## What is expected
Check every line of the data for the string "level" and copy the ones that have it.

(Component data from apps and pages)
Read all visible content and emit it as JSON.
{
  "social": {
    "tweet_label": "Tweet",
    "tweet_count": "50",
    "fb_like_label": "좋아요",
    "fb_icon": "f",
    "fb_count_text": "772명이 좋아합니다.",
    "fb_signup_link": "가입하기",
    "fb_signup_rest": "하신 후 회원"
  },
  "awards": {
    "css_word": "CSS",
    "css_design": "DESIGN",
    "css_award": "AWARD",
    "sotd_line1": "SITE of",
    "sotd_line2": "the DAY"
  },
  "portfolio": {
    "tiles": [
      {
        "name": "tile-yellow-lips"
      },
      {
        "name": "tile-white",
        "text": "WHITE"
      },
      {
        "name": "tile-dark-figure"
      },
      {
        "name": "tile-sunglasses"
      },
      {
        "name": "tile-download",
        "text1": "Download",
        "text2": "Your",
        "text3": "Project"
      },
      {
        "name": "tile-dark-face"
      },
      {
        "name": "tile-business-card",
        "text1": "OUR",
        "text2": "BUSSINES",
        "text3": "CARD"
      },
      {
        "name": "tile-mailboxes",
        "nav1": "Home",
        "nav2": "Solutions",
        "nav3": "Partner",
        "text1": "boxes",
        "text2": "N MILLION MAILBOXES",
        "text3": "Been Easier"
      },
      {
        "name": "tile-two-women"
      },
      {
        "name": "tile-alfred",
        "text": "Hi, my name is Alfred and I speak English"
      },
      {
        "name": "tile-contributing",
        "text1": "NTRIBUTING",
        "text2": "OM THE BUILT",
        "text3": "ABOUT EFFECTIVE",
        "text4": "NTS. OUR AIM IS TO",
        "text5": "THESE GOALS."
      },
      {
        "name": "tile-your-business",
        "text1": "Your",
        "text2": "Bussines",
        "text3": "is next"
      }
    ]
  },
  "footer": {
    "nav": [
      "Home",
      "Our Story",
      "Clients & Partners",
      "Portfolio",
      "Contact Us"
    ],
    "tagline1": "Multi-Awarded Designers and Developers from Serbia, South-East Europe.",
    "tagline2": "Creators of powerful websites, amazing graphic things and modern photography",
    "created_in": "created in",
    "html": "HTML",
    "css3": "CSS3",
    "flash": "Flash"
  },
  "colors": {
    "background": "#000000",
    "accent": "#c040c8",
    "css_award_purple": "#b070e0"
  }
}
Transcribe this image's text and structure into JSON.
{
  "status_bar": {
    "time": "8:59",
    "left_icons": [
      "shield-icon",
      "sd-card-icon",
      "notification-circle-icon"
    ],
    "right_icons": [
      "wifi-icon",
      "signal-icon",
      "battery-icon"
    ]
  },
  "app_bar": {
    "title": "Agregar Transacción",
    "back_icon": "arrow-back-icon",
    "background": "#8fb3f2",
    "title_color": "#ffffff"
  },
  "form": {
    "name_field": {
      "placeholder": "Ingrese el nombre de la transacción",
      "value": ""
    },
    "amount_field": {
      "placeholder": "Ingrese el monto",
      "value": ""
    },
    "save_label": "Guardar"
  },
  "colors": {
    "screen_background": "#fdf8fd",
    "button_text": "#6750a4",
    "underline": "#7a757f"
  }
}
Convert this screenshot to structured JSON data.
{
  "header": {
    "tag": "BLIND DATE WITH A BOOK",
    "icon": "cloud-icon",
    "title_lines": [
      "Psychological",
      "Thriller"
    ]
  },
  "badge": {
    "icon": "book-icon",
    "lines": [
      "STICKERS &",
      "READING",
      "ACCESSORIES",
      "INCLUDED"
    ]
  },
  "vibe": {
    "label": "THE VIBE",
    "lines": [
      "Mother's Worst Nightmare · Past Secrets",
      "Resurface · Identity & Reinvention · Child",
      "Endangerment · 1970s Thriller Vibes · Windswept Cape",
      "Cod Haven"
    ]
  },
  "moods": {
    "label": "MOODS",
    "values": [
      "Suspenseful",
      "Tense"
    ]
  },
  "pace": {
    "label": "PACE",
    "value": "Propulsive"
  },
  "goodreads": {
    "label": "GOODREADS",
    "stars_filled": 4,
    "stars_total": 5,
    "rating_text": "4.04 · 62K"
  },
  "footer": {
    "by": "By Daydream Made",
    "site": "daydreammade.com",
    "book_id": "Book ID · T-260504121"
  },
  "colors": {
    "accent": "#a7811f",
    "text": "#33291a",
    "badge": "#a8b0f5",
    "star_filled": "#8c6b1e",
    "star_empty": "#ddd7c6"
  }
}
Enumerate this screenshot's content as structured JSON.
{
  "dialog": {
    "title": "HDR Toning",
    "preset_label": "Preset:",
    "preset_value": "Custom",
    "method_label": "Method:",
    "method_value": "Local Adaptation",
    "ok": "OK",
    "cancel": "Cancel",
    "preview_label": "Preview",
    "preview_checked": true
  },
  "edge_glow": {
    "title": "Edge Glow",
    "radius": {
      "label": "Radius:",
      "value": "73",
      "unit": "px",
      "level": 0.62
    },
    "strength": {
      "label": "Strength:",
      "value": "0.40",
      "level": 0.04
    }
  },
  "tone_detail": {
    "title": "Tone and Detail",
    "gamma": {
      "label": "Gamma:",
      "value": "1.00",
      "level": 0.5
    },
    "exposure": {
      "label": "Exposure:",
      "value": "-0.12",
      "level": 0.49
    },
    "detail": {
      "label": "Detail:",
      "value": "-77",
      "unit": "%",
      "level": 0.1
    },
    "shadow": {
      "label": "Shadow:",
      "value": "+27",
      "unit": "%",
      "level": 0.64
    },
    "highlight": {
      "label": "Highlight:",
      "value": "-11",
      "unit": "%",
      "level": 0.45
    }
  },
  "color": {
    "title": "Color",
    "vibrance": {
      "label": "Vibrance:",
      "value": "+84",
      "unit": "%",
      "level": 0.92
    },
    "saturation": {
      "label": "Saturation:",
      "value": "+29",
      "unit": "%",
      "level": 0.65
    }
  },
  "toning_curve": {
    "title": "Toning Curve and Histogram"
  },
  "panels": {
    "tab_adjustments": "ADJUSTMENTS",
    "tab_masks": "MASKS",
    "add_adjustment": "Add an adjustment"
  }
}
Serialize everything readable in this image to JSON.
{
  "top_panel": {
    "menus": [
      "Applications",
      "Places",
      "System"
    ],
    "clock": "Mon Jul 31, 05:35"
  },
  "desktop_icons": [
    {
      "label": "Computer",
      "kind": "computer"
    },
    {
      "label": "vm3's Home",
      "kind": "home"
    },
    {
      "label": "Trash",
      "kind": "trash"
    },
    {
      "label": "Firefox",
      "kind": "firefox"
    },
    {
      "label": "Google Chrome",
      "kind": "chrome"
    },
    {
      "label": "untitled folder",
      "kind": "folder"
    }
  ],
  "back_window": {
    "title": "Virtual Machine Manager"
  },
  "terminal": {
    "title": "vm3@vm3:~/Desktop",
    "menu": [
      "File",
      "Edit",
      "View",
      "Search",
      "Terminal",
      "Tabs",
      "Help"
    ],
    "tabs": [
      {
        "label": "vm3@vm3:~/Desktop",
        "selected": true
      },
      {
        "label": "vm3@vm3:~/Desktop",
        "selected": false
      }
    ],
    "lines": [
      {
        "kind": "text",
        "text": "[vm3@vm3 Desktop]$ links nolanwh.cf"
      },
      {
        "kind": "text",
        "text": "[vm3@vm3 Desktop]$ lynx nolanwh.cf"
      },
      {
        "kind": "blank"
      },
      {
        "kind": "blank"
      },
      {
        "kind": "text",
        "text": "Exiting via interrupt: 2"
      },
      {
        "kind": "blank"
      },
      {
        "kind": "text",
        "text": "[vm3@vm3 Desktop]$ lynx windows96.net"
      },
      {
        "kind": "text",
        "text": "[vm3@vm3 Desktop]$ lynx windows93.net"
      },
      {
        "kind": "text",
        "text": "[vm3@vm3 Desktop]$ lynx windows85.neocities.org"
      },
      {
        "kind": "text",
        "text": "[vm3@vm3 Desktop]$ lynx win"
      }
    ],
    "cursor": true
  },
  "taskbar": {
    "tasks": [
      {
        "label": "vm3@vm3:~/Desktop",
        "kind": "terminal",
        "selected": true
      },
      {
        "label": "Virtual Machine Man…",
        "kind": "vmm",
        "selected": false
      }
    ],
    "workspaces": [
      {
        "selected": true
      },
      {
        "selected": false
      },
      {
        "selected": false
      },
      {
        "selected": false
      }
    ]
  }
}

## Task output
      "level": 0.62
      "level": 0.04
      "level": 0.5
      "level": 0.49
      "level": 0.1
      "level": 0.64
      "level": 0.45
      "level": 0.92
      "level": 0.65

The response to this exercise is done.